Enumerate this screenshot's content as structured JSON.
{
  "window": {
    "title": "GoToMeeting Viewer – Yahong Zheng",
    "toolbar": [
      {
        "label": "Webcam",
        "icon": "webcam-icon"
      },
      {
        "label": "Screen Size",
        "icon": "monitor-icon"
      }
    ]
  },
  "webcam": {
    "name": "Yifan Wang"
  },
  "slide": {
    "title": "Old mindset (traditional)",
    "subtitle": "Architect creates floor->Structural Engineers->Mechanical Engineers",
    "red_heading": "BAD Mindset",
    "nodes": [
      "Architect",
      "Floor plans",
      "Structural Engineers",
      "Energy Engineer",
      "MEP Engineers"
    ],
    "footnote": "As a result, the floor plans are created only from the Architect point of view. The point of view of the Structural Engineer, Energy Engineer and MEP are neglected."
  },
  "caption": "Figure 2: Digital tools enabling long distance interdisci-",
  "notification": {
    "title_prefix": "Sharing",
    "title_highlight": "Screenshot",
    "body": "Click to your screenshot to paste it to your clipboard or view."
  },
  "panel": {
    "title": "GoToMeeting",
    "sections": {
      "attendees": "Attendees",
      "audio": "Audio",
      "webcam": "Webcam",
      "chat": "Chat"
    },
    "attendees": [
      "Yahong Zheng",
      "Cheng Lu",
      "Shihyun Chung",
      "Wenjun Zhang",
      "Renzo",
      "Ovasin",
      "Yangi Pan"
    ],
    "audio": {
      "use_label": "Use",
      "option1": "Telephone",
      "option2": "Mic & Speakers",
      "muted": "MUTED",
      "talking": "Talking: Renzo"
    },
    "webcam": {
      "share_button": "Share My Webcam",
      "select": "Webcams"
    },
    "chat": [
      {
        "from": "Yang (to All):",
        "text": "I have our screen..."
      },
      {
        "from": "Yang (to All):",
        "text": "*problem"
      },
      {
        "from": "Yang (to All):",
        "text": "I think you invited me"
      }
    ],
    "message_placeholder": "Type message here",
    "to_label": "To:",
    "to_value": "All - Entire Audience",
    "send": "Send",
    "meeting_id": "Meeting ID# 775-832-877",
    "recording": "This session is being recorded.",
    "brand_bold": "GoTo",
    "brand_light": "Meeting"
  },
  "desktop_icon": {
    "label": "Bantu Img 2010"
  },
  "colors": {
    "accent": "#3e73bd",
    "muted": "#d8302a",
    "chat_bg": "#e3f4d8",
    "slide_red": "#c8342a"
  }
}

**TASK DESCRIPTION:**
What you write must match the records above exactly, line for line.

**PROBLEM SOLUTION:**
Enumerate this screenshot's content as structured JSON.
{
  "window": {
    "title": "GoToMeeting Viewer – Yahong Zheng",
    "toolbar": [
      {
        "label": "Webcam",
        "icon": "webcam-icon"
      },
      {
        "label": "Screen Size",
        "icon": "monitor-icon"
      }
    ]
  },
  "webcam": {
    "name": "Yifan Wang"
  },
  "slide": {
    "title": "Old mindset (traditional)",
    "subtitle": "Architect creates floor->Structural Engineers->Mechanical Engineers",
    "red_heading": "BAD Mindset",
    "nodes": [
      "Architect",
      "Floor plans",
      "Structural Engineers",
      "Energy Engineer",
      "MEP Engineers"
    ],
    "footnote": "As a result, the floor plans are created only from the Architect point of view. The point of view of the Structural Engineer, Energy Engineer and MEP are neglected."
  },
  "caption": "Figure 2: Digital tools enabling long distance interdisci-",
  "notification": {
    "title_prefix": "Sharing",
    "title_highlight": "Screenshot",
    "body": "Click to your screenshot to paste it to your clipboard or view."
  },
  "panel": {
    "title": "GoToMeeting",
    "sections": {
      "attendees": "Attendees",
      "audio": "Audio",
      "webcam": "Webcam",
      "chat": "Chat"
    },
    "attendees": [
      "Yahong Zheng",
      "Cheng Lu",
      "Shihyun Chung",
      "Wenjun Zhang",
      "Renzo",
      "Ovasin",
      "Yangi Pan"
    ],
    "audio": {
      "use_label": "Use",
      "option1": "Telephone",
      "option2": "Mic & Speakers",
      "muted": "MUTED",
      "talking": "Talking: Renzo"
    },
    "webcam": {
      "share_button": "Share My Webcam",
      "select": "Webcams"
    },
    "chat": [
      {
        "from": "Yang (to All):",
        "text": "I have our screen..."
      },
      {
        "from": "Yang (to All):",
        "text": "*problem"
      },
      {
        "from": "Yang (to All):",
        "text": "I think you invited me"
      }
    ],
    "message_placeholder": "Type message here",
    "to_label": "To:",
    "to_value": "All - Entire Audience",
    "send": "Send",
    "meeting_id": "Meeting ID# 775-832-877",
    "recording": "This session is being recorded.",
    "brand_bold": "GoTo",
    "brand_light": "Meeting"
  },
  "desktop_icon": {
    "label": "Bantu Img 2010"
  },
  "colors": {
    "accent": "#3e73bd",
    "muted": "#d8302a",
    "chat_bg": "#e3f4d8",
    "slide_red": "#c8342a"
  }
}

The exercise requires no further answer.